Earl Juhas, Colorado Springs, June 28. An Army veteran who studied at Juilliard, Earl was a member of Phi Delta Kappa and Phi Mu Alpha, and a top-flight clarinetist. He taught in CC’s music department 1953-92, serving as full professor from 1970. He was extraordinarily kind — a true gentleman who wore his accomplishments lightly, says fellow Professor Stephen Scott: “His was an unfailingly modest and genuine presence on campus.” Professor Donald Jenkins adds that Professor Juhas’s dedication to teaching, patience, gentleness, and his “beatific smile” (an observation by Professor Carlton Gamer) were always present. His conscientiousness with his many committee assignments was renowned as well. With Albert Seay and Charles Hawley ’54, he helped compose the Colorado College alma mater, “O Colorado College Fair.” Memorial gifts may be sent to Professor Michael Grace, Colorado College, 14 E. Cache La Poudre, Colorado Springs, CO 80903-3294.

Patricia Vaeth Croke, Colorado Springs, June 8. She and partner Jack Might were the U.S. Pairs Silver Medalists in 1941, when she was 14— the same year she began playing the harp. She produced, wrote, and starred in the “Pat Vaeth Show” on KKTV and KOA-TV 1953-56, then studied music at Juilliard. Later, Pat played harp with the Colorado Springs Symphony; she was the harp instructor at CC 1968-1992, and was president of the Woman’s Educational Society 1986-87. She is survived by sons Joseph ’79, Kevin, Patrick, and Stephen ’82; daughter Valerie Croke Schoenherr ’85; and her grandchildren. She was preceded in death by three brothers, including Jerome ’46 and John “Jack” ’50 Vaeth

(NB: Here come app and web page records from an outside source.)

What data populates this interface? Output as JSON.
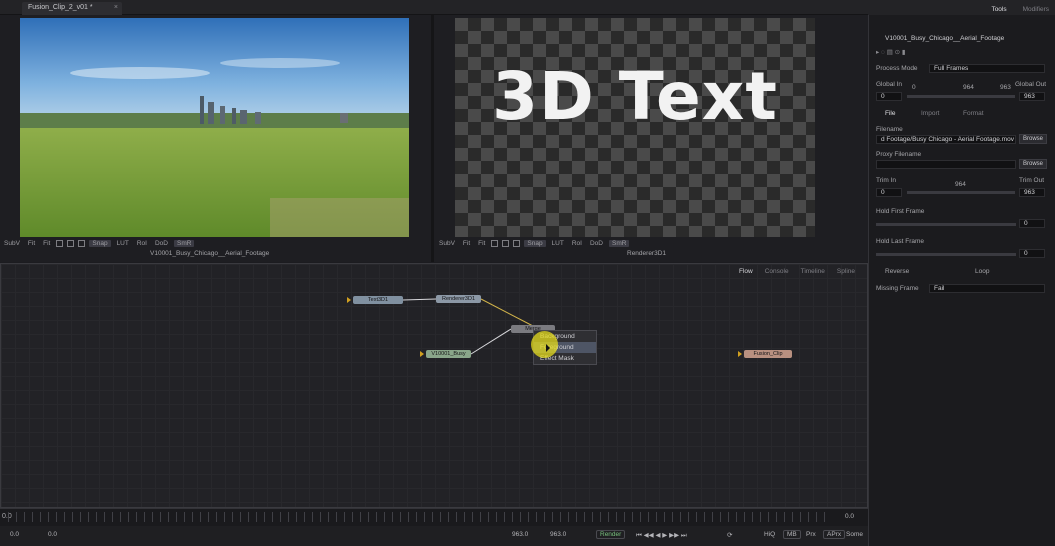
{
  "tab": {
    "title": "Fusion_Clip_2_v01 *",
    "close": "×"
  },
  "viewers": {
    "left": {
      "name": "V10001_Busy_Chicago__Aerial_Footage",
      "toolbar": [
        "SubV",
        "Fit",
        "Fit",
        "Snap",
        "LUT",
        "RoI",
        "DoD",
        "SmR"
      ]
    },
    "right": {
      "name": "Renderer3D1",
      "overlay_text": "3D Text",
      "toolbar": [
        "SubV",
        "Fit",
        "Fit",
        "Snap",
        "LUT",
        "RoI",
        "DoD",
        "SmR"
      ]
    }
  },
  "node_editor": {
    "tabs": [
      "Flow",
      "Console",
      "Timeline",
      "Spline"
    ],
    "nodes": {
      "text": "Text3D1",
      "renderer": "Renderer3D1",
      "merge": "Merge",
      "clip": "V10001_Busy",
      "output": "Fusion_Clip"
    },
    "context_menu": [
      "Background",
      "Foreground",
      "Effect Mask"
    ]
  },
  "timeline": {
    "start": "0.0",
    "end": "0.0"
  },
  "transport": {
    "left": "0.0",
    "left2": "0.0",
    "in": "963.0",
    "out": "963.0",
    "render": "Render",
    "hiq": "HiQ",
    "mb": "MB",
    "prx": "Prx",
    "aprx": "APrx",
    "some": "Some"
  },
  "inspector": {
    "tabs": [
      "Tools",
      "Modifiers"
    ],
    "node_name": "V10001_Busy_Chicago__Aerial_Footage",
    "process_mode_label": "Process Mode",
    "process_mode_value": "Full Frames",
    "global_in_label": "Global In",
    "global_out_label": "Global Out",
    "global_in_value": "0",
    "global_out_value": "963",
    "scale_a": "0",
    "scale_b": "964",
    "scale_c": "963",
    "subtabs": [
      "File",
      "Import",
      "Format"
    ],
    "filename_label": "Filename",
    "filename_value": "d Footage/Busy Chicago - Aerial Footage.mov",
    "browse": "Browse",
    "proxy_label": "Proxy Filename",
    "trim_in_label": "Trim In",
    "trim_out_label": "Trim Out",
    "trim_in_value": "0",
    "trim_out_value": "963",
    "trim_scale": "964",
    "hold_first_label": "Hold First Frame",
    "hold_first_value": "0",
    "hold_last_label": "Hold Last Frame",
    "hold_last_value": "0",
    "reverse_label": "Reverse",
    "loop_label": "Loop",
    "missing_label": "Missing Frame",
    "missing_value": "Fail"
  }
}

Ginny Kiefer, Seattle, Aug. 26. Ginny worked at Tutt Library 1987-2001, becoming curator of special collections/archivist. She was a docent and board president for Rock Ledge Ranch, and a talented quilter and gardener. After moving to Seattle in 2001, she volunteered as an archivist at several nonprofits there, including the Seattle public library, the Nordic Heritage Museum, and the Washington Park Arboretum. She is survived by her sons, Eric and Kurt ’85.

Vanessa Reichert-Fitzpatrick ’08, Evans, Colo., Sept. 29. A second-year student with junior standing and a resident of the Spanish House, Vanessa was an intern with the feminist and gender studies program. She died after a car crash in her hometown.